------ DATA PROVIDED ------
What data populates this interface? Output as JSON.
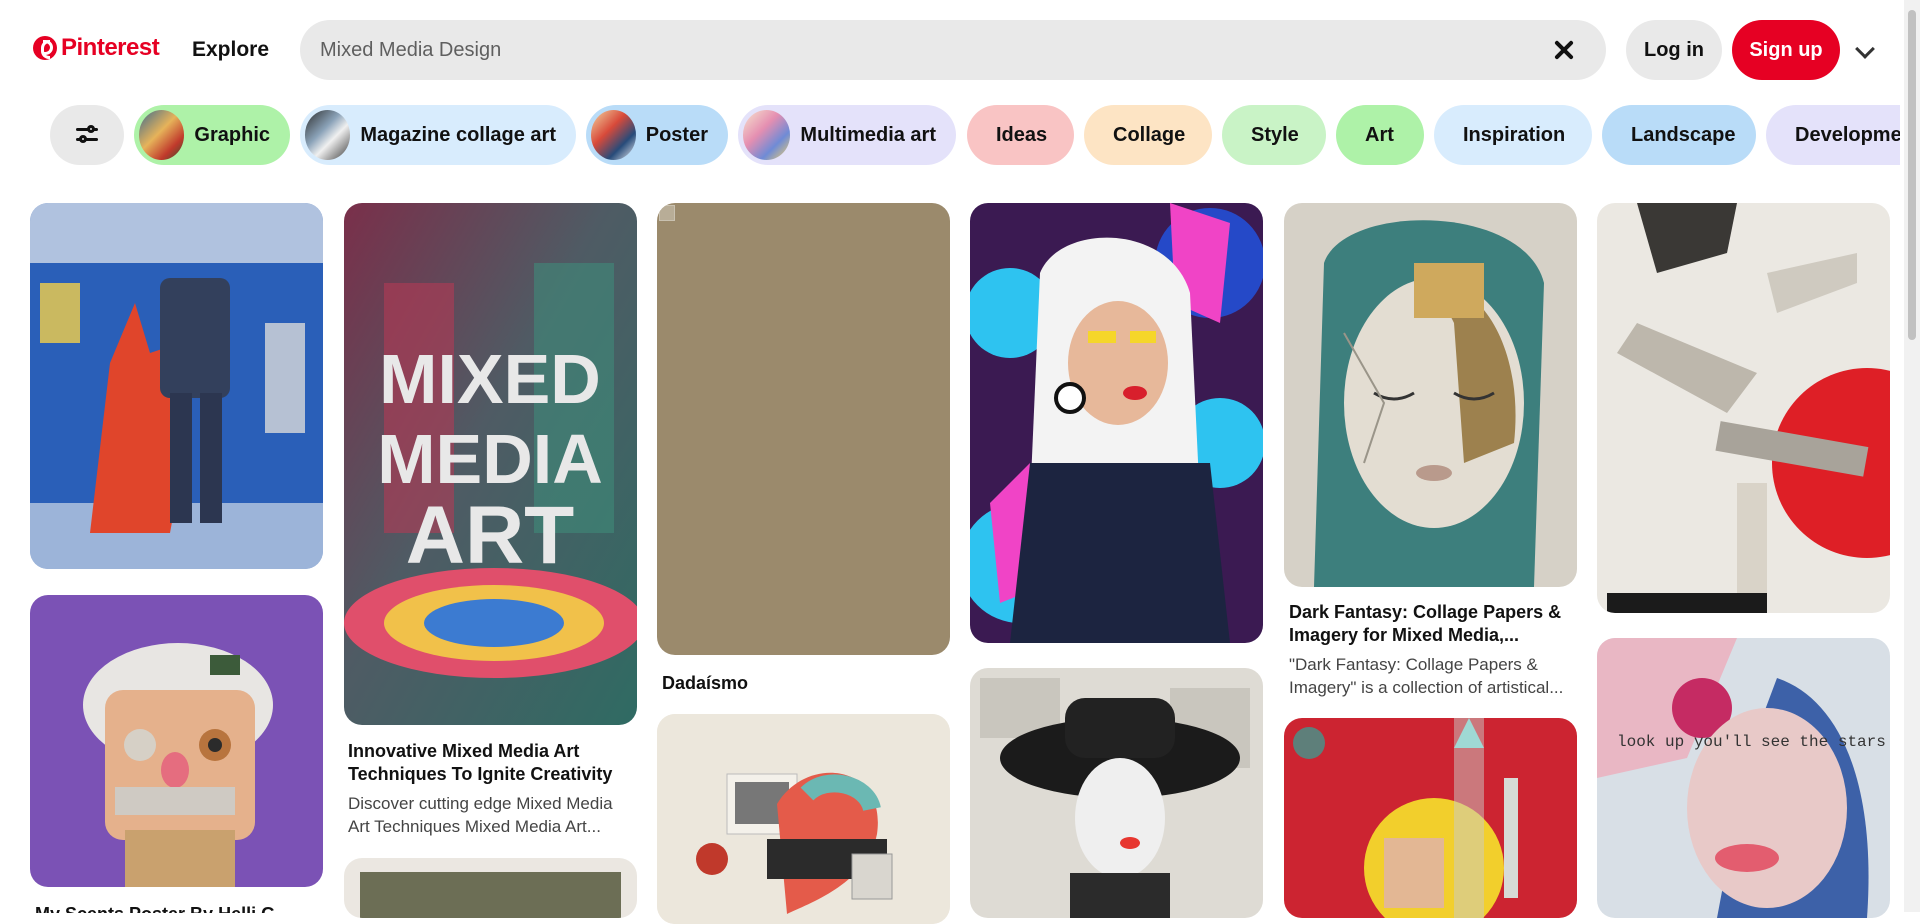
{
  "header": {
    "logo_text": "Pinterest",
    "explore_label": "Explore",
    "search_value": "Mixed Media Design",
    "login_label": "Log in",
    "signup_label": "Sign up"
  },
  "chips": [
    {
      "label": "Graphic",
      "bg": "#aef2a8"
    },
    {
      "label": "Magazine collage art",
      "bg": "#d8ecfd"
    },
    {
      "label": "Poster",
      "bg": "#b9dcf8"
    },
    {
      "label": "Multimedia art",
      "bg": "#e4e2fa"
    },
    {
      "label": "Ideas",
      "bg": "#f9c4c4"
    },
    {
      "label": "Collage",
      "bg": "#fde4c4"
    },
    {
      "label": "Style",
      "bg": "#c9f3c6"
    },
    {
      "label": "Art",
      "bg": "#aef2a8"
    },
    {
      "label": "Inspiration",
      "bg": "#d8ecfd"
    },
    {
      "label": "Landscape",
      "bg": "#b9dcf8"
    },
    {
      "label": "Development",
      "bg": "#e4e2fa"
    }
  ],
  "pins": {
    "p2_title": "Innovative Mixed Media Art Techniques To Ignite Creativity",
    "p2_desc": "Discover cutting edge Mixed Media Art Techniques Mixed Media Art...",
    "p2_image_text": [
      "MIXED",
      "MEDIA",
      "ART"
    ],
    "p3_title": "Dadaísmo",
    "p5_title": "Dark Fantasy: Collage Papers & Imagery for Mixed Media,...",
    "p5_desc": "\"Dark Fantasy: Collage Papers & Imagery\" is a collection of artistical...",
    "p7_title": "My Scents Poster By Helli G...",
    "p9_image_text": "look up you'll see the stars"
  },
  "colors": {
    "brand": "#e60023",
    "dadaismo_placeholder": "#9b8a6c"
  },
  "icons": {
    "clear": "close-icon",
    "filter": "sliders-icon",
    "menu": "chevron-down-icon"
  }
}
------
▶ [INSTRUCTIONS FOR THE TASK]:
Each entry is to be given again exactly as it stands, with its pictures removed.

▶ [TASK OUTPUT]:
What data populates this interface? Output as JSON.
{
  "header": {
    "logo_text": "Pinterest",
    "explore_label": "Explore",
    "search_value": "Mixed Media Design",
    "login_label": "Log in",
    "signup_label": "Sign up"
  },
  "chips": [
    {
      "label": "Graphic",
      "bg": "#aef2a8"
    },
    {
      "label": "Magazine collage art",
      "bg": "#d8ecfd"
    },
    {
      "label": "Poster",
      "bg": "#b9dcf8"
    },
    {
      "label": "Multimedia art",
      "bg": "#e4e2fa"
    },
    {
      "label": "Ideas",
      "bg": "#f9c4c4"
    },
    {
      "label": "Collage",
      "bg": "#fde4c4"
    },
    {
      "label": "Style",
      "bg": "#c9f3c6"
    },
    {
      "label": "Art",
      "bg": "#aef2a8"
    },
    {
      "label": "Inspiration",
      "bg": "#d8ecfd"
    },
    {
      "label": "Landscape",
      "bg": "#b9dcf8"
    },
    {
      "label": "Development",
      "bg": "#e4e2fa"
    }
  ],
  "pins": {
    "p2_title": "Innovative Mixed Media Art Techniques To Ignite Creativity",
    "p2_desc": "Discover cutting edge Mixed Media Art Techniques Mixed Media Art...",
    "p2_image_text": [
      "MIXED",
      "MEDIA",
      "ART"
    ],
    "p3_title": "Dadaísmo",
    "p5_title": "Dark Fantasy: Collage Papers & Imagery for Mixed Media,...",
    "p5_desc": "\"Dark Fantasy: Collage Papers & Imagery\" is a collection of artistical...",
    "p7_title": "My Scents Poster By Helli G...",
    "p9_image_text": "look up you'll see the stars"
  },
  "colors": {
    "brand": "#e60023",
    "dadaismo_placeholder": "#9b8a6c"
  },
  "icons": {
    "clear": "close-icon",
    "filter": "sliders-icon",
    "menu": "chevron-down-icon"
  }
}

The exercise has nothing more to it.